Mar. 21, 2000
VIENNA, Austria (AP) _ The trial of an aging doctor accused in the deaths of nine children in a Nazi-run clinic was suspended indefinitely Tuesday after he was found to be suffering from worsening dementia.
Tuesday's court session was the third attempt to prosecute Dr. Heinrich Gross, 84, on charges linked to the deaths of thousands of children killed by the Nazis because they were deemed physically, mentally or otherwise unfit for Adolf Hitler's vision of a perfect world.
The judge ordered the suspension about a half hour into the session, after a court-appointed psychiatrist testified that Gross' dementia had worsened since two examinations in 1998.
Judge Karlheinz Seewald ordered more tests over the next six months, leaving open the possibility the trial could resume. However, because dementia worsens with age, it appeared unlikely that Gross would ever be prosecuted.
``I very strongly doubt whether Dr. Gross will ever be deemed fit to stand trial,'' prosecutor Michael Klackl said.
Under Nazi rule, 75,000 people across Europe, including 5,000 children, were murdered for being mentally or physically handicapped. Children were killed by injection, medical experimentation or simply starved. The Nazis called them ``unworthy lives.''
Gross was put on trial twice before, but the case was thrown out in 1950 because of legal technicalities and again in the 1980s because the 30-year statute of limitations on manslaughter had expired.
Prosecutors filed a new set of charges, accusing him of complicity to murder in the cases of nine children who allegedly died as a result of abuse.
Gross pleaded innocent, and his lawyer, Nicolaus Lehner, said Gross was at the war front during the time the nine children were killed.
Lehner has called the trial a politically motivated ``scandal'' at a time when Austria's Nazi past is under intense scrutiny. Austria's new government includes a far-right party whose leader, Joerg Haider, has praised the Hitler era.
Prospective witnesses included a survivor of the clinic, Johann Gross, who is not related to the defendant.
Johann Gross recalled the defendant giving him injections as punishment for trying to escape the institution. ``I would crawl on my hands, dragging my legs behind me because they were devoid of sensation,'' Gross said. ``Or I would throw up, again and again.''
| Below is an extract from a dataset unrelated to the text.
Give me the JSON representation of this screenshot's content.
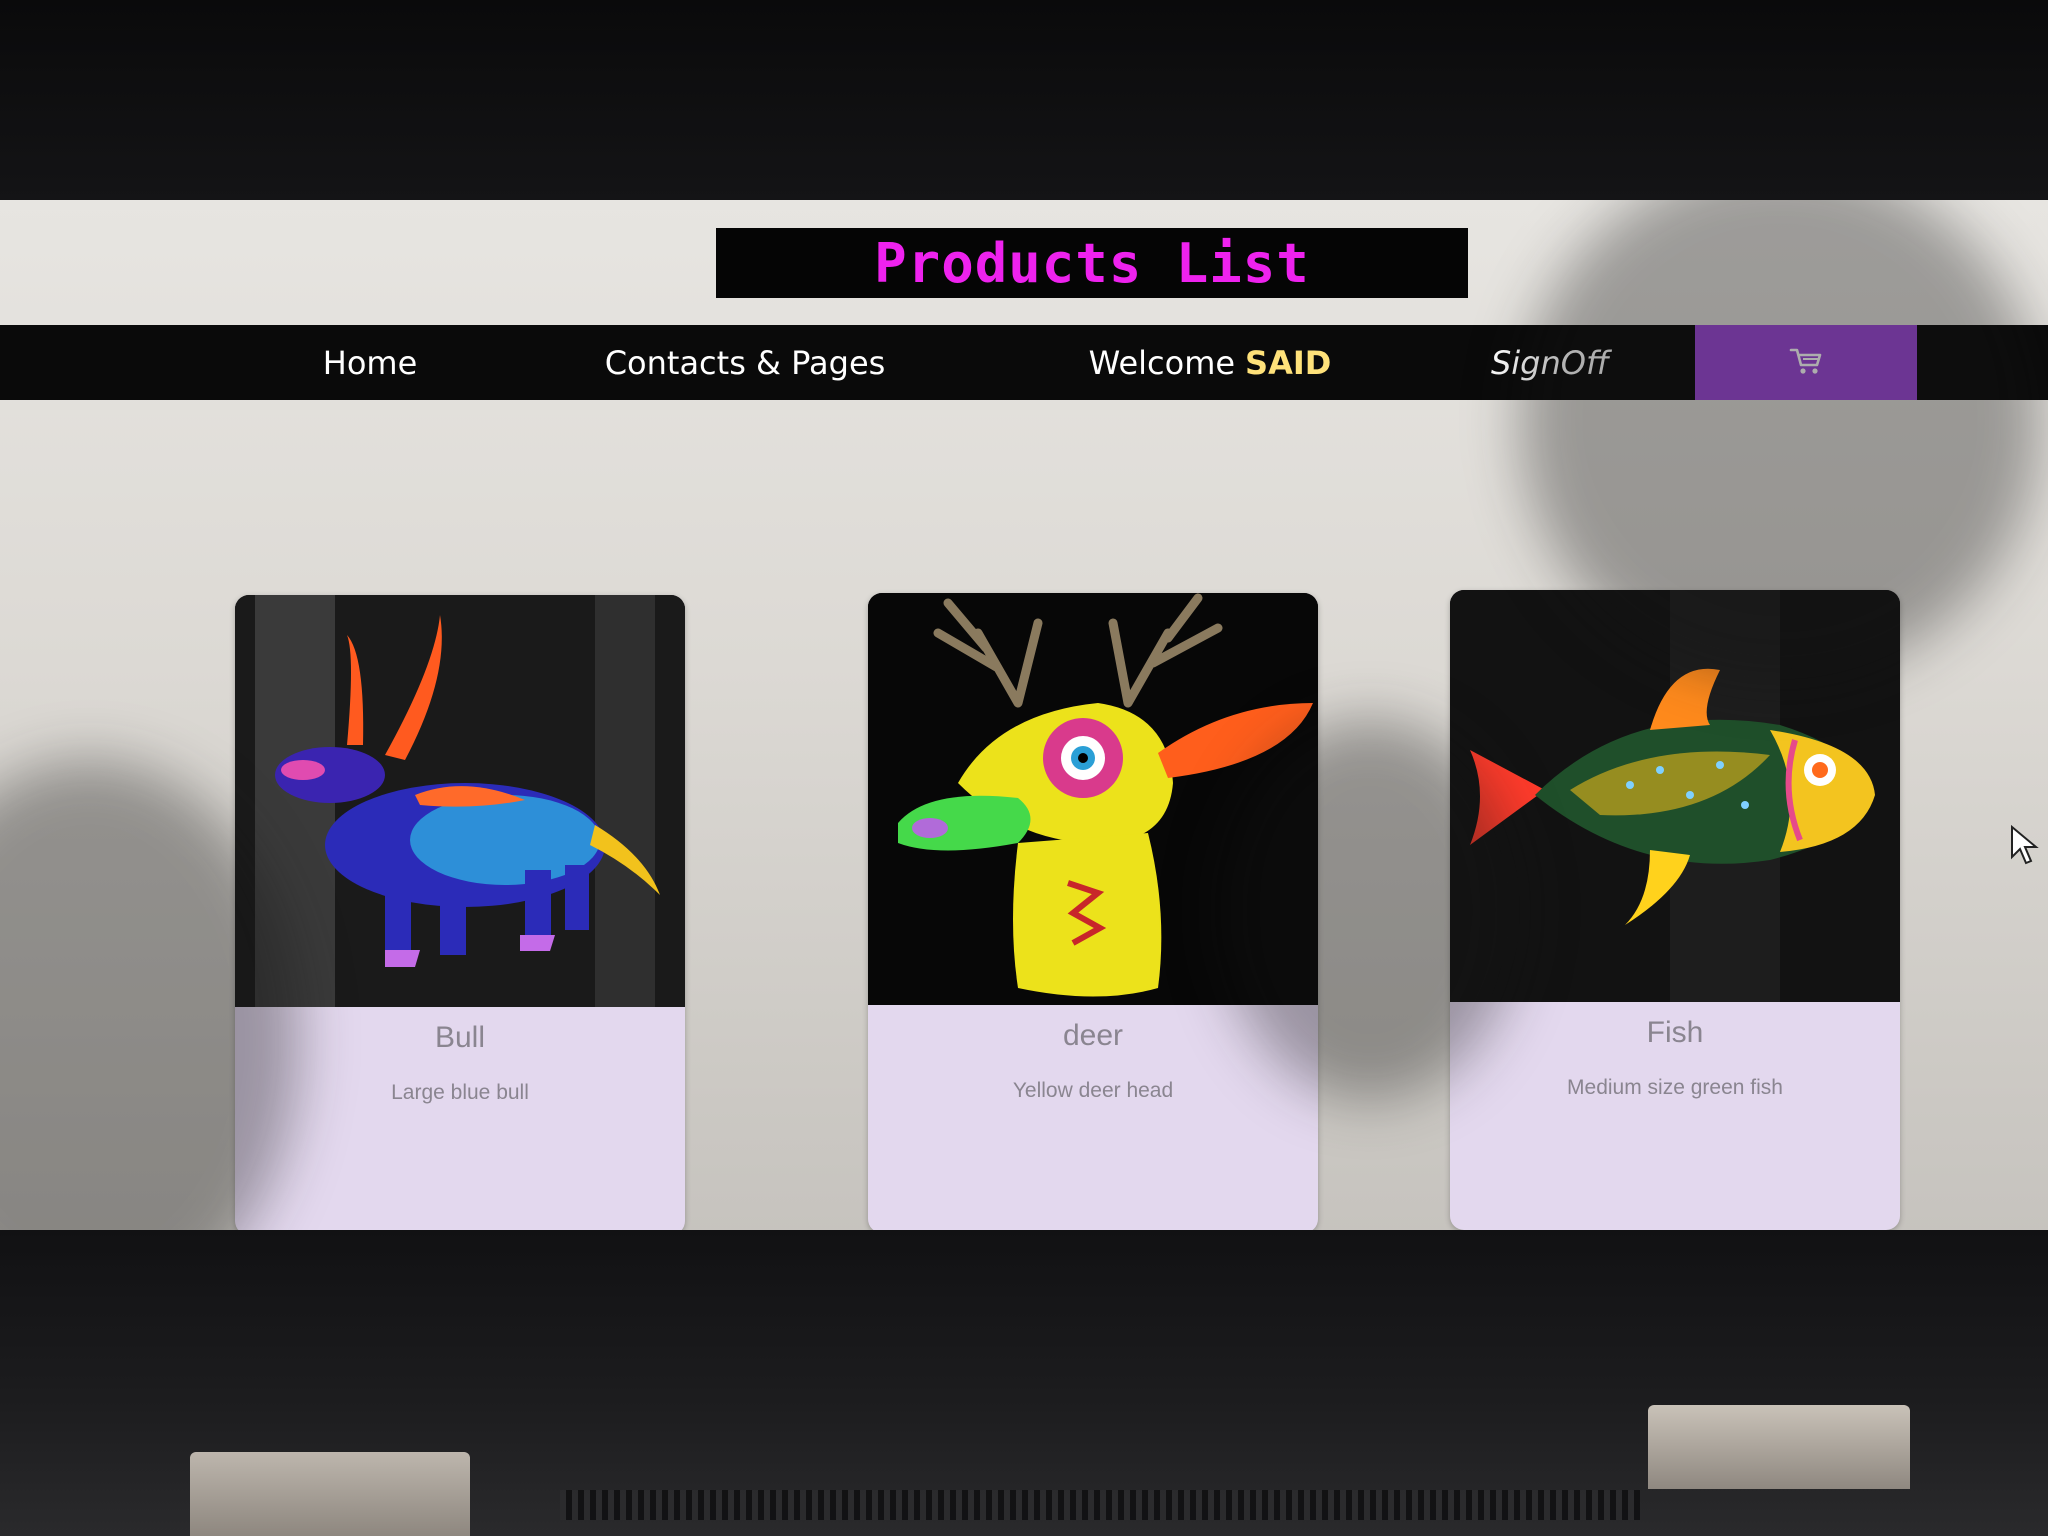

He said some infants were left on hospital balconies near his dormitory overnight in winter. ``I heard them whimpering _ and then I heard the parents got a letter saying their child had died of pneumonia,'' he said.
After the war, Heinrich Gross became a prominent neurologist, publishing research based on the preserved brains of children killed by the Nazis.